Provided records.
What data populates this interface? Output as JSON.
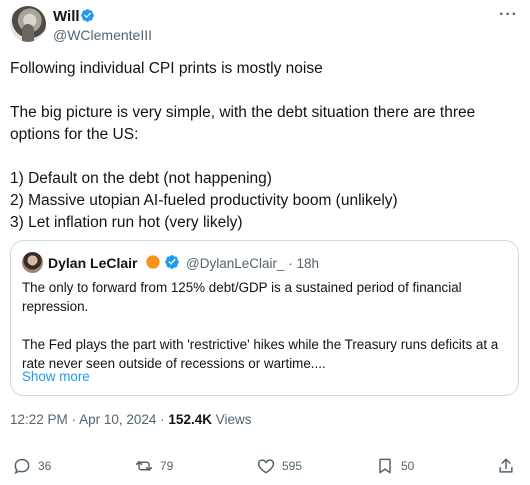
{
  "author": {
    "name": "Will",
    "handle": "@WClementeIII",
    "verified_color": "#1d9bf0"
  },
  "tweet": {
    "text": "Following individual CPI prints is mostly noise\n\nThe big picture is very simple, with the debt situation there are three options for the US:\n\n1) Default on the debt (not happening)\n2) Massive utopian AI-fueled productivity boom (unlikely)\n3) Let inflation run hot (very likely)"
  },
  "quote": {
    "name": "Dylan LeClair",
    "handle": "@DylanLeClair_",
    "sep": "·",
    "time": "18h",
    "text": "The only to forward from 125% debt/GDP is a sustained period of financial repression.\n\nThe Fed plays the part with 'restrictive' hikes while the Treasury runs deficits at a rate never seen outside of recessions or wartime....",
    "show_more": "Show more",
    "badge_color": "#f7931a"
  },
  "meta": {
    "time": "12:22 PM",
    "dot1": "·",
    "date": "Apr 10, 2024",
    "dot2": "·",
    "views_count": "152.4K",
    "views_label": "Views"
  },
  "actions": {
    "replies": "36",
    "reposts": "79",
    "likes": "595",
    "bookmarks": "50"
  },
  "icons": [
    "verified-badge-icon",
    "more-icon",
    "reply-icon",
    "repost-icon",
    "like-icon",
    "bookmark-icon",
    "share-icon"
  ]
}
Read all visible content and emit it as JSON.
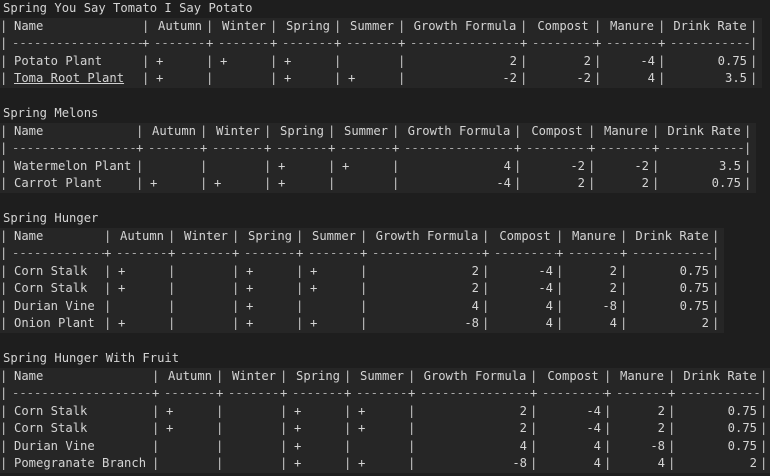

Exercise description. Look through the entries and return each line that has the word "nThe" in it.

Final answer.
    "text": "Following individual CPI prints is mostly noise\n\nThe big picture is very simple, with the debt situation there are three options for the US:\n\n1) Default on the debt (not happening)\n2) Massive utopian AI-fueled productivity boom (unlikely)\n3) Let inflation run hot (very likely)"
    "text": "The only to forward from 125% debt/GDP is a sustained period of financial repression.\n\nThe Fed plays the part with 'restrictive' hikes while the Treasury runs deficits at a rate never seen outside of recessions or wartime....",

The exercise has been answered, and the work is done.